Editor's Note: Ernie's paid-up Biotech Insider Alert subscribers just got a recommendation to play a tiny, $25 million company that's poised to conquer a disease that kills a retiree every 10 minutes on average. But… there are lots of promising biotech stocks out there. Ernie does the legwork for his readers every week, but you can use this strategy to track down winners, too…
When you're evaluating a biotech, or even a full-fledged pharmaceutical company, you'll want to look at its product pipeline, upcoming catalysts, and financial indicators.
But the most important asset it possesses, the heartbeat that drives everything else, is its intellectual property (patent) portfolio…
That's what will make it attractive for acquisition, merger, or licensing deals.
And it's what protects its products from marauding generic drug manufacturers, who will produce copycat therapies and sell them at cutthroat prices.
For a drug development company, that spells disaster.
When a drug goes generic, it's not unusual for the original brand manufacturer's market share to drop more than 40%…
The Government Changed the Playing Field
Like other manufacturing companies, drug producers protect their products through trade secrets, trademarks, and patents. A new drug patent lasts for 20 years, but that number is deceiving.
In order to ensure the safety of a new drug's design (or a "non-obvious" change in a manufacturing process or improvement to an older drug), the maker will generally apply for a patent at the beginning of clinical trials. On average, it takes eight years for the drug to get from there to market, presuming it survives the regulatory gauntlet, and cancer drugs take even longer – 12 years or more.
That means branding companies can find themselves out in the cold after fewer than eight years. In fact, some patents have expired before clinical trials ended!

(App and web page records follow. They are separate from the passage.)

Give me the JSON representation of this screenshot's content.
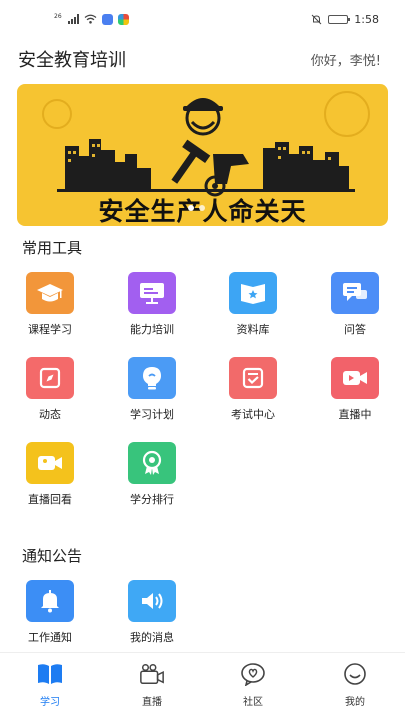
{
  "status_bar": {
    "network_label": "26",
    "time": "1:58",
    "battery_level": 0.7
  },
  "header": {
    "title": "安全教育培训",
    "greeting": "你好，李悦!"
  },
  "banner": {
    "slogan": "安全生产人命关天",
    "background_color": "#f6c431",
    "slide_count": 2,
    "active_slide": 0
  },
  "tools": {
    "title": "常用工具",
    "items": [
      {
        "label": "课程学习",
        "icon": "graduation-cap-icon",
        "color": "#f2963a"
      },
      {
        "label": "能力培训",
        "icon": "presentation-board-icon",
        "color": "#a25ff0"
      },
      {
        "label": "资料库",
        "icon": "star-book-icon",
        "color": "#3da5f4"
      },
      {
        "label": "问答",
        "icon": "chat-bubbles-icon",
        "color": "#4d8ef7"
      },
      {
        "label": "动态",
        "icon": "compass-icon",
        "color": "#f46a6a"
      },
      {
        "label": "学习计划",
        "icon": "lightbulb-icon",
        "color": "#4b9bf5"
      },
      {
        "label": "考试中心",
        "icon": "checklist-icon",
        "color": "#f26a6a"
      },
      {
        "label": "直播中",
        "icon": "video-camera-icon",
        "color": "#f2626a"
      },
      {
        "label": "直播回看",
        "icon": "video-replay-icon",
        "color": "#f4c21c"
      },
      {
        "label": "学分排行",
        "icon": "award-medal-icon",
        "color": "#38c47c"
      }
    ]
  },
  "notices": {
    "title": "通知公告",
    "items": [
      {
        "label": "工作通知",
        "icon": "bell-icon",
        "color": "#3c8ef5"
      },
      {
        "label": "我的消息",
        "icon": "speaker-icon",
        "color": "#3fa8f5"
      }
    ]
  },
  "tab_bar": {
    "items": [
      {
        "label": "学习",
        "icon": "book-icon",
        "active": true
      },
      {
        "label": "直播",
        "icon": "live-camera-icon",
        "active": false
      },
      {
        "label": "社区",
        "icon": "community-chat-icon",
        "active": false
      },
      {
        "label": "我的",
        "icon": "smile-face-icon",
        "active": false
      }
    ],
    "active_color": "#1d7cf2"
  }
}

A lot of the risk here comes from a law sponsored by Senators Orin Hatch and Henry A. Waxman that passed Congress in 1984: The Drug Price Competition and Term Restoration Act, better known as the Hatch-Waxman Act.
The law introduced more competition into the pharmaceutical marketplace by allowing knock-off producers to skip the usual requirement of running clinical trials to prove their meds safe and effective. Instead of the usual new drug application (NDA), they would be allowed to submit an abbreviated NDA (ANDA) and prove only that their product was "bioequivalent" to an existing drug whose safety and efficacy had already been demonstrated.

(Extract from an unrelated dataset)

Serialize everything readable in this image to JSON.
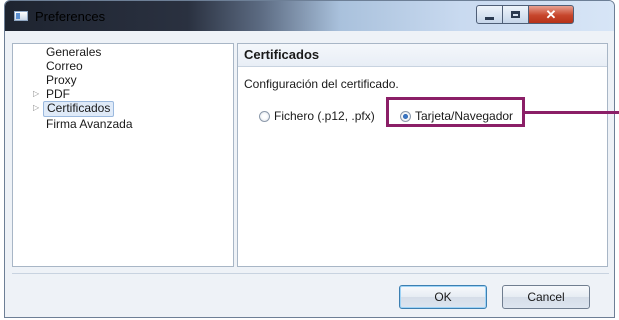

The FDA defines bioequivalence as "…the absence of a significant difference in the rate and extent to which the active ingredient or active moiety [part of a drug or molecule-Ed.] in pharmaceutical equivalents or pharmaceutical alternatives becomes available at the site of drug action when administered at the same molar dose under similar conditions in an appropriately designed study."
To say the least, the new law put big pharma companies under the gun.
To be fair, the law also levied strict limits on when generic companies could make their move. They had to wait until a brand drug's patent protection expired, or until 30 months had elapsed after a patent had been declared invalid by the FDA. Hatch-Waxman also allowed brand manufacturers to apply for patent extensions, which could last up to three years.
A (Perceived) Challenge Can Hammer a Stock
The generic manufacturers, naturally, saw that word "invalid" and recognized a golden opportunity. They found that if they challenged an existing patent, often the patent wouldn't hold up under review. So it made sense for them to take legal action wherever and whenever they could.
That fact created a new negative catalyst: Just the whiff of a suggestion that patent litigation might be on the horizon can send a stock plummeting.
About the Author
Ernie Tremblay has more than 25 years of experience in following and analyzing the latest developments in health, medicine, and related technologies. He understands the FDA approval process, as well as the "hard science" behind new, experimental drugs and the market demand for them - and has a comprehensive grasp of the complex dynamics that determine whether a new drug will be a breakthrough winner, or just another casualty of the FDA approval process.